By Amy Schwarzstein-Capron
Typical, makeshift, and wonky, but delightful and one of a kind.
Our aging Labrador sleeps curled up on a seagrass rug, keeping us safe. Coco, we joke, is for coco-nuts rather than Coco Chanel (the effects of flying in the cargo hold from France). No more running in the forest or sprawling on the lawn of our old French manor. Now she barks at golf carts cruising by and is leashed at the beach. Once she ate half the holiday pie left on the countertop. I cut off the gnawed part and served it anyway!
Thanksgiving was held at our childhood home on El Bosque, a circa 1930 Spanish revival in the El Mirador neighborhood. My happy place, my safe haven.
My mother prides herself on being a terrible cook, famous for her legendary shoe-like meat. My father, who recently passed, picked up some basics out of necessity and my sisters and I are foodies. I tried out new recipes with my parents’ encouragement, and sometimes my dishes were even better than the store-bought. We ate traditional fixings: stuffed turkey, Ocean Spray cranberry sauce and yams with mini marshmallows. These days, I make nut loaf and squash Wellington.

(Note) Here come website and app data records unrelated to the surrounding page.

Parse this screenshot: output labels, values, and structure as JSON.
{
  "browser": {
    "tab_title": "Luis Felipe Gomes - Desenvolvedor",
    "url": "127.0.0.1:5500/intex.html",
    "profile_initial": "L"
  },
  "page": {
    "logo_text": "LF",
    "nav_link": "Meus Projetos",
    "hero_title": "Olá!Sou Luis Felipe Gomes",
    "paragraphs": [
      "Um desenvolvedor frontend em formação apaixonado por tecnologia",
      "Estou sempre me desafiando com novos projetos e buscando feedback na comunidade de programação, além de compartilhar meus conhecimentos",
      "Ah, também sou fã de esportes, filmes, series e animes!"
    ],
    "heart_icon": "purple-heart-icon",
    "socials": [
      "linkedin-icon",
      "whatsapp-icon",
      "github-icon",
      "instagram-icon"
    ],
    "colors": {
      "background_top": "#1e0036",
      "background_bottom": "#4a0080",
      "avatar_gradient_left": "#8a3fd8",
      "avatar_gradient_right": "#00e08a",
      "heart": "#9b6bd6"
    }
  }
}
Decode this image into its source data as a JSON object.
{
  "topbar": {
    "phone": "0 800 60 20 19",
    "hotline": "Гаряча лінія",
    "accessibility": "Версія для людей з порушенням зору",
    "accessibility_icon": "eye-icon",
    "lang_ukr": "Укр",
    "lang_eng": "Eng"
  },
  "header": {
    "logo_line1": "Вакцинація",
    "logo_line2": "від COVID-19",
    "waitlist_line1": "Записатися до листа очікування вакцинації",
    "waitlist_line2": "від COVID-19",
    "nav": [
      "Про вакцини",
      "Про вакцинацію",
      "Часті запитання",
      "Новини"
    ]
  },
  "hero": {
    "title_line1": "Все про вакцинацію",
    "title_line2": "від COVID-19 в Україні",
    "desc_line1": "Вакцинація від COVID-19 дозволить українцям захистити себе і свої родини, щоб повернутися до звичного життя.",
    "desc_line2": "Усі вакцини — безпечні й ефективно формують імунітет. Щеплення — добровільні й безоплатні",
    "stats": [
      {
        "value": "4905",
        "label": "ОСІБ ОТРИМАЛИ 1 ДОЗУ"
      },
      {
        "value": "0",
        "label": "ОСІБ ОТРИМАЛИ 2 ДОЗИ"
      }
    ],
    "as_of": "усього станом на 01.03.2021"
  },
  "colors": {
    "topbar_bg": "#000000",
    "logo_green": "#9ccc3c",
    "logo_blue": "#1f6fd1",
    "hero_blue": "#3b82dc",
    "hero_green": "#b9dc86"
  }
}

We laughed and screamed, our love language. We overindulged, watching the Macy’s parade, and football games televised in colder climates. In Laguna, we ate poolside with the beach beckoning down the street for a sunset stroll.
I went off to university in Europe, too far and costly to fly home. I celebrated with fellow Americans and other friends for a Thanksgiving feast made with local ingredients: walnuts instead of pecans, sweet potatoes sold in the exotic food markets and polenta, a perfect substitute for cornbread. Corn on the cob, I was told, was for feeding livestock and not for the table. Pumpkin was unpopular. It required work to get it down to pulp for soup or a tart. Sometimes family could make the trip, bringing Libby’s pumpkin puree cans in their suitcases.
After Friendsgiving in Lugano, I moved to Paris. I fell in love with a Frenchman and started my own family. I spent weeks shopping, cooking and preparing. Later, in the countryside, I went to local farms for the ingredients.
Turkey is a Christmas tradition there; finding one fat enough before then was always a challenge. I was the crazy American lady who needed a turkey in November. I chose a live bird. The farmer did the necessary and wrapped it in wax paper including the giblets for gravy. My children looked shocked watching me cut off the neck, which to my dismay always was left on. Now a vegetarian, I’m surprised I could stomach it back then.
We invited our friends and neighbors. We toasted with wine and champagne, thankful for the love and good in our lives. The last Thanksgiving memory I have in France is canceling the turkey order when my husband died.
A year later, I shipped a container, listed the house and returned to my childhood home on El Bosque. Even in loss, I gave thanks to family and friends who were there for me in Laguna Beach. Wherever I live, Thanksgiving represents home and bringing family and friends together to celebrate gratitude.
Amy Schwarzstein-Capron is a Lagunatic and Francophile who loves to read, cook and lawn bowl while enjoying her family and friends.